    3) The last sen­tence of the article may explain why this review, of the indi­vidual title and the “March” trilogy series overall, is so ill-informed. I think you did only read five pages of the book. This would explain your describing this work as a pam­phlet, if you read only the pages that could be made into one. The story of someone’s life within these U.S. borders at a certain point in time is not an agenda, it is history. An agenda would consist of using aspects of a work to dismiss its impor­tance and sig­nif­i­cance. If you had done just the tiniest bit of back­ground work on how “March” came to be written, you’d have found out that it is hardly the first civil rights comic book (I fer­vently hope that it is not the last). I also strongly question your view that it’s common knowledge that slavery and seg­re­gation were evil and a bad thing when there are grown white men telling black children and teens to “Get back to the cotton fields!” and “Go back to Africa!” here in the America of 2016, thanks to the outcome of the pres­i­dential election. That was the outcome of the first election in decades without the full pro­tec­tions of the Voting Rights Act. And now there looks to be put in place as U.S. Attorney General a man who wants nothing more than to erad­icate the rest of the Voting Rights Act. Why are we “harping on this, demon­ising the mis­taken ideas of the past” – ? Because those mis­takes are right here in the present and fore­seeable future! A book that shows how to stand up so that everyone is in full pos­session of their rights as American cit­izens, including the right to vote, is exactly what’s needed as “some­thing new for the next gen­er­ation”!

  • LibraryAnn

    Dear Ms. Andrews, your writing says more about you than the book. Readers want to read well-researched, factual reviews on books, not long-winded sen­tences recounting your neg­ative mem­ories of studying history in eighth grade. You’ve improperly asso­ciated these mem­ories with MARCH. Book Three. This is unfor­tunate. I’ll give you some advice – readers don’t care about what your 14-year-old self would enjoy doing. My kids loved the trilogy and would not identify with your review. Next time, think about your audience (who are all kinds of readers) before you start reviewing. Con­trary to what you’ve said, The MARCH trilogy DOES demon­strate lit­erary depth. There were plenty of examples of metaphors, fore­shad­owing and lit­erary devices throughout the book. MARCH Book Three was an authentic memoir in the graphic novel format and the best of the best. I’ll never see MLK in the same light again.

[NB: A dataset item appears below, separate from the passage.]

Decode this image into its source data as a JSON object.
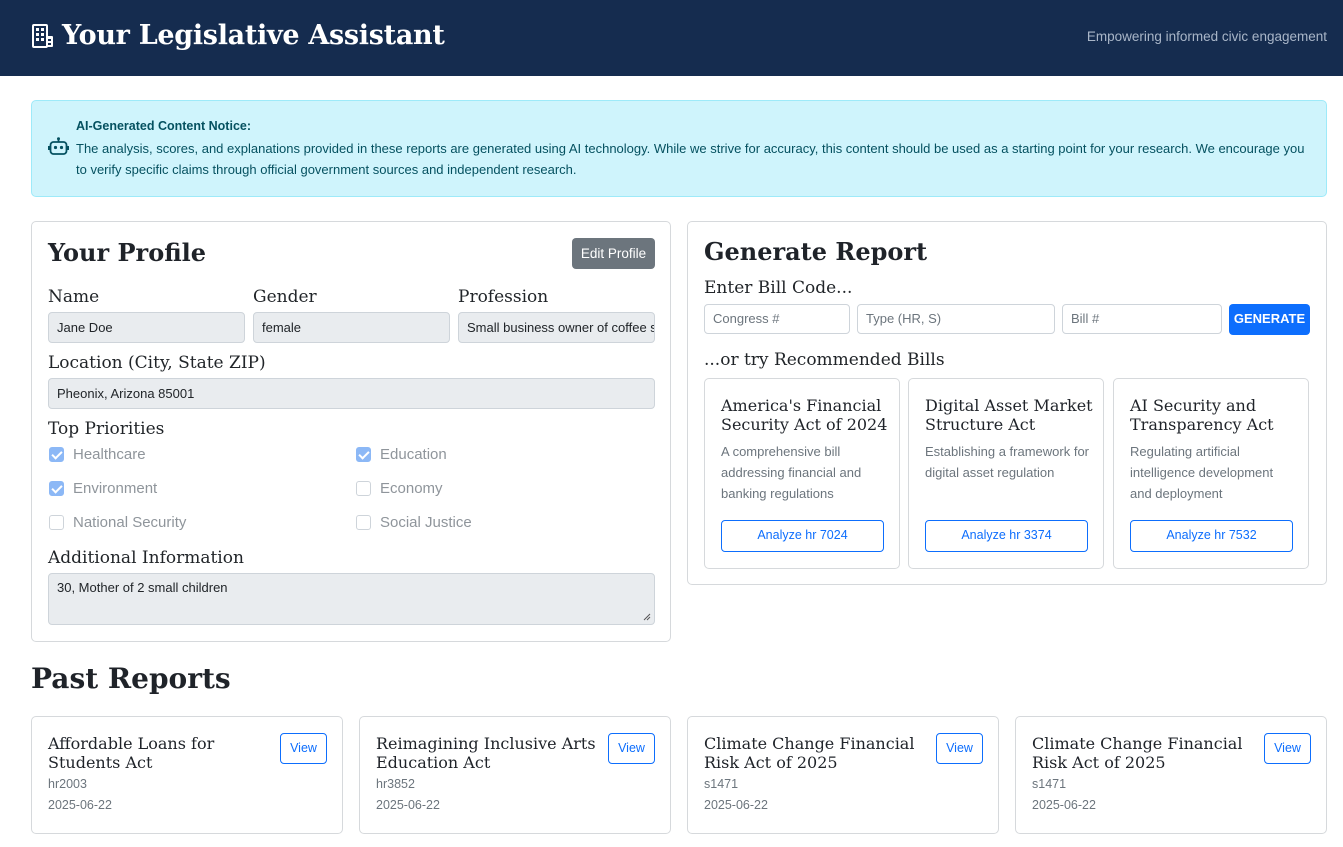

The graphic novel format enhances the story expo­nen­tially like x to the 2nd power. You clearly don’t know what treasure you behold. I hope some day you’ll look back and appre­ciate the MARCH trilogy for its time­lessness.